■ WORK INSTRUCTION
If a line in the entries includes "Мобилен", show that line.
(RECORD EXTRACTS begins)
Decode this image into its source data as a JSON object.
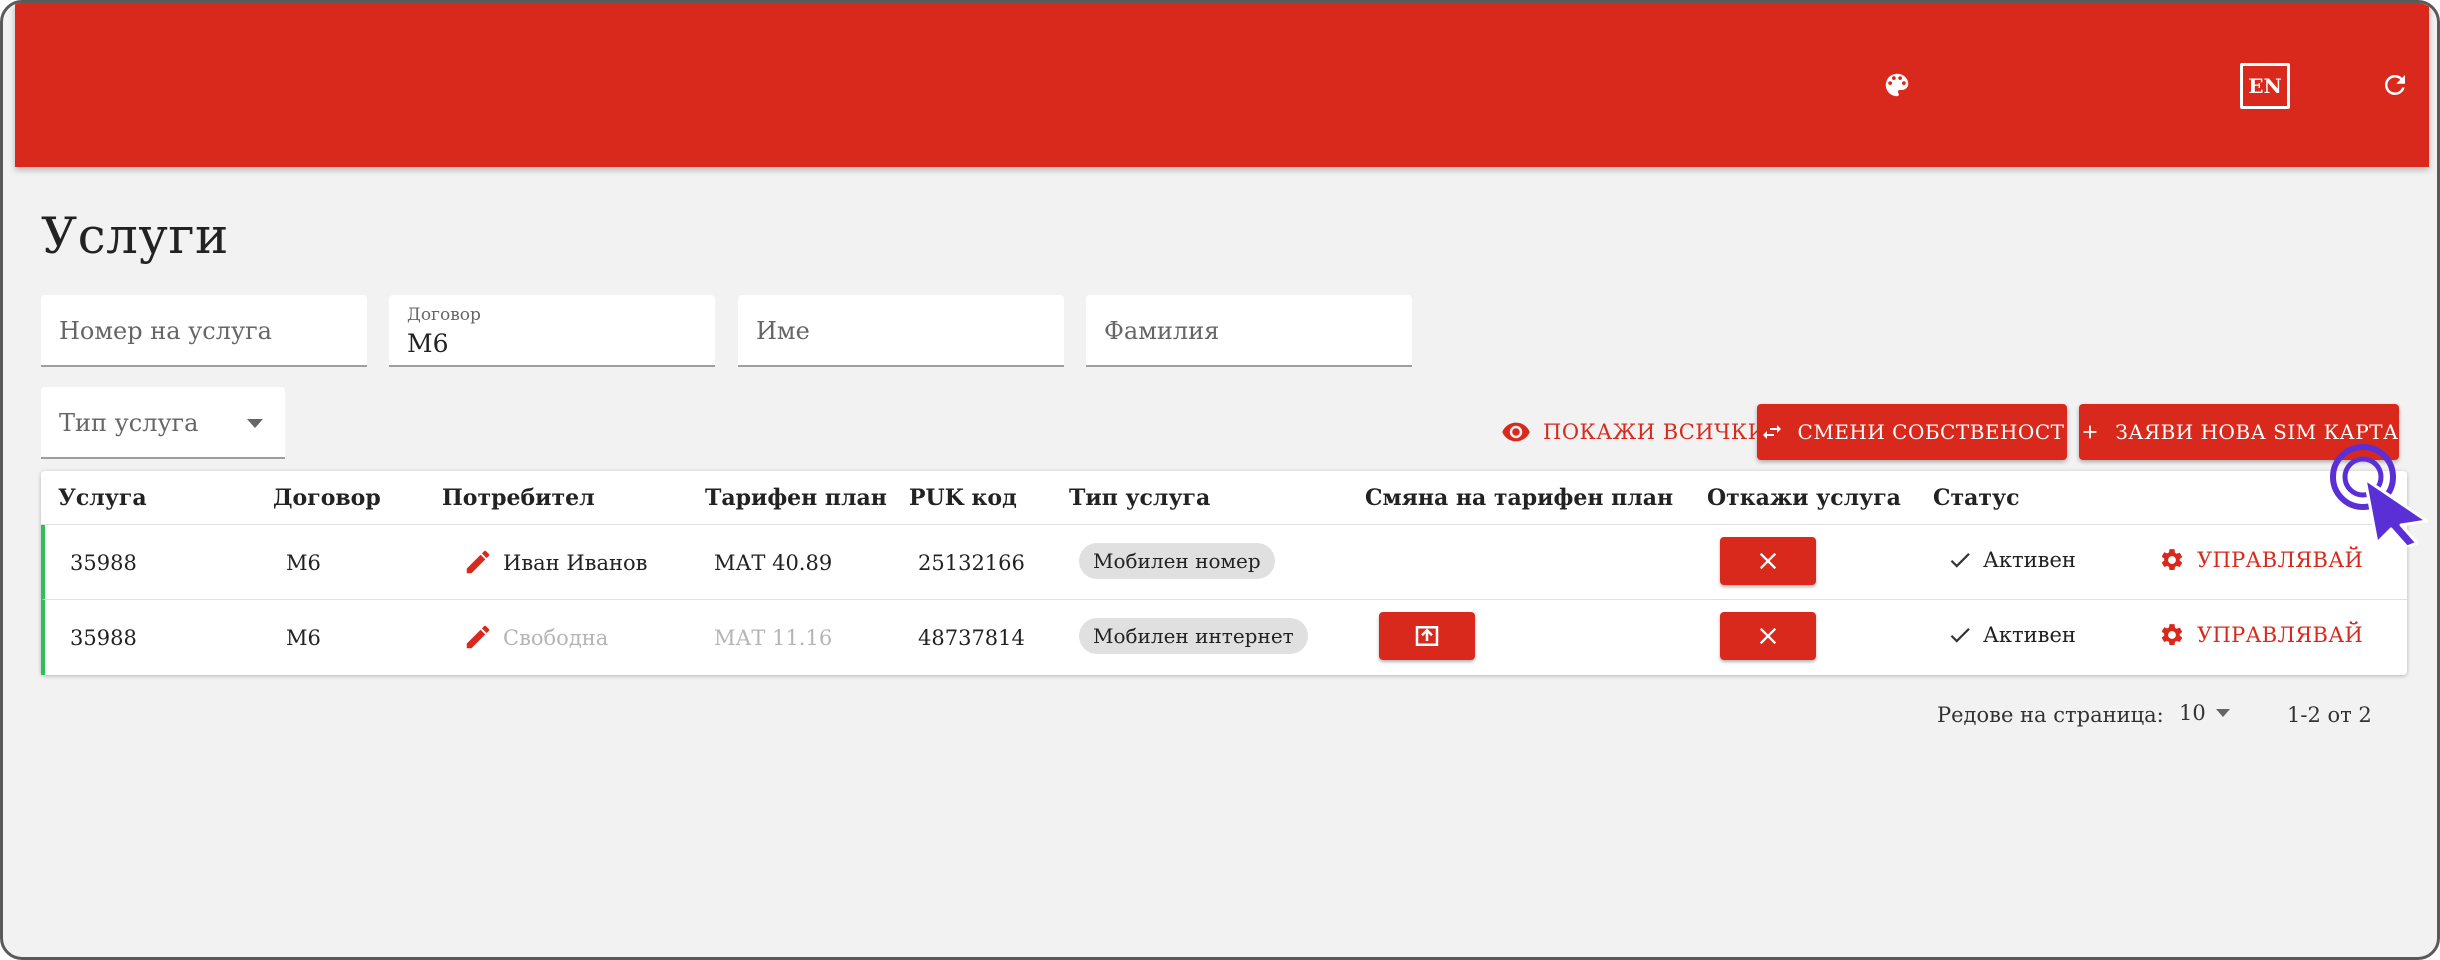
{
  "appbar": {
    "brand_color": "#d8291c",
    "icons": [
      "palette-icon",
      "refresh-icon"
    ],
    "lang_label": "EN"
  },
  "page": {
    "title": "Услуги"
  },
  "filters": {
    "service_number": {
      "placeholder": "Номер на услуга",
      "value": ""
    },
    "contract": {
      "label": "Договор",
      "value": "М6"
    },
    "first_name": {
      "placeholder": "Име",
      "value": ""
    },
    "last_name": {
      "placeholder": "Фамилия",
      "value": ""
    },
    "service_type": {
      "placeholder": "Тип услуга",
      "value": ""
    }
  },
  "actions": {
    "show_all": "ПОКАЖИ ВСИЧКИ",
    "change_owner": "СМЕНИ СОБСТВЕНОСТ",
    "new_sim": "ЗАЯВИ НОВА SIM КАРТА"
  },
  "table": {
    "columns": [
      "Услуга",
      "Договор",
      "Потребител",
      "Тарифен план",
      "PUK код",
      "Тип услуга",
      "Смяна на тарифен план",
      "Откажи услуга",
      "Статус"
    ],
    "rows": [
      {
        "service": "35988",
        "contract": "М6",
        "user": "Иван Иванов",
        "user_muted": false,
        "plan": "МАТ 40.89",
        "plan_muted": false,
        "puk": "25132166",
        "type": "Мобилен номер",
        "can_change_plan": false,
        "status": "Активен",
        "manage": "УПРАВЛЯВАЙ"
      },
      {
        "service": "35988",
        "contract": "М6",
        "user": "Свободна",
        "user_muted": true,
        "plan": "МАТ 11.16",
        "plan_muted": true,
        "puk": "48737814",
        "type": "Мобилен интернет",
        "can_change_plan": true,
        "status": "Активен",
        "manage": "УПРАВЛЯВАЙ"
      }
    ]
  },
  "pagination": {
    "rows_per_page_label": "Редове на страница:",
    "rows_per_page": "10",
    "range": "1-2 от 2"
  },
  "colors": {
    "accent": "#d8291c",
    "active_row": "#2fbf57",
    "cursor": "#5b2fd6"
  }
}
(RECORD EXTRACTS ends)
■ RESPONSE TO THE EXERCISE
        "type": "Мобилен номер",
        "type": "Мобилен интернет",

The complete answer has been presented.